What the task asks →
Nothing in the records below should be altered in the copy, although the pictures must be left out.

Data provided →
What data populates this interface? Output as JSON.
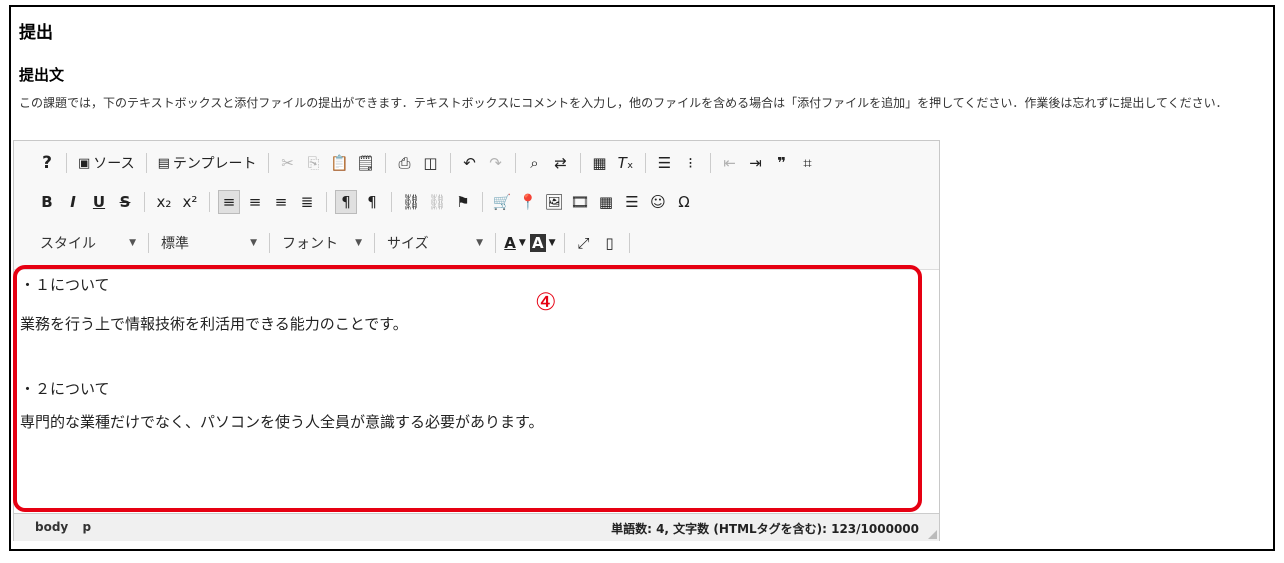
{
  "section_title": "提出",
  "subsection_title": "提出文",
  "description": "この課題では，下のテキストボックスと添付ファイルの提出ができます．テキストボックスにコメントを入力し，他のファイルを含める場合は「添付ファイルを追加」を押してください．作業後は忘れずに提出してください．",
  "toolbar": {
    "help": "?",
    "source": "ソース",
    "template": "テンプレート",
    "bold": "B",
    "italic": "I",
    "underline": "U",
    "strike": "S",
    "omega": "Ω",
    "styles_label": "スタイル",
    "format_label": "標準",
    "font_label": "フォント",
    "size_label": "サイズ",
    "text_color": "A",
    "bg_color": "A"
  },
  "content": {
    "lines": [
      "・１について",
      "業務を行う上で情報技術を利活用できる能力のことです。",
      "・２について",
      "専門的な業種だけでなく、パソコンを使う人全員が意識する必要があります。"
    ]
  },
  "annotation_marker": "④",
  "annotation_color": "#e60012",
  "status": {
    "path": [
      "body",
      "p"
    ],
    "counter": "単語数: 4, 文字数 (HTMLタグを含む): 123/1000000"
  }
}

Solution for this exercise →
What data populates this interface? Output as JSON.
{
  "section_title": "提出",
  "subsection_title": "提出文",
  "description": "この課題では，下のテキストボックスと添付ファイルの提出ができます．テキストボックスにコメントを入力し，他のファイルを含める場合は「添付ファイルを追加」を押してください．作業後は忘れずに提出してください．",
  "toolbar": {
    "help": "?",
    "source": "ソース",
    "template": "テンプレート",
    "bold": "B",
    "italic": "I",
    "underline": "U",
    "strike": "S",
    "omega": "Ω",
    "styles_label": "スタイル",
    "format_label": "標準",
    "font_label": "フォント",
    "size_label": "サイズ",
    "text_color": "A",
    "bg_color": "A"
  },
  "content": {
    "lines": [
      "・１について",
      "業務を行う上で情報技術を利活用できる能力のことです。",
      "・２について",
      "専門的な業種だけでなく、パソコンを使う人全員が意識する必要があります。"
    ]
  },
  "annotation_marker": "④",
  "annotation_color": "#e60012",
  "status": {
    "path": [
      "body",
      "p"
    ],
    "counter": "単語数: 4, 文字数 (HTMLタグを含む): 123/1000000"
  }
}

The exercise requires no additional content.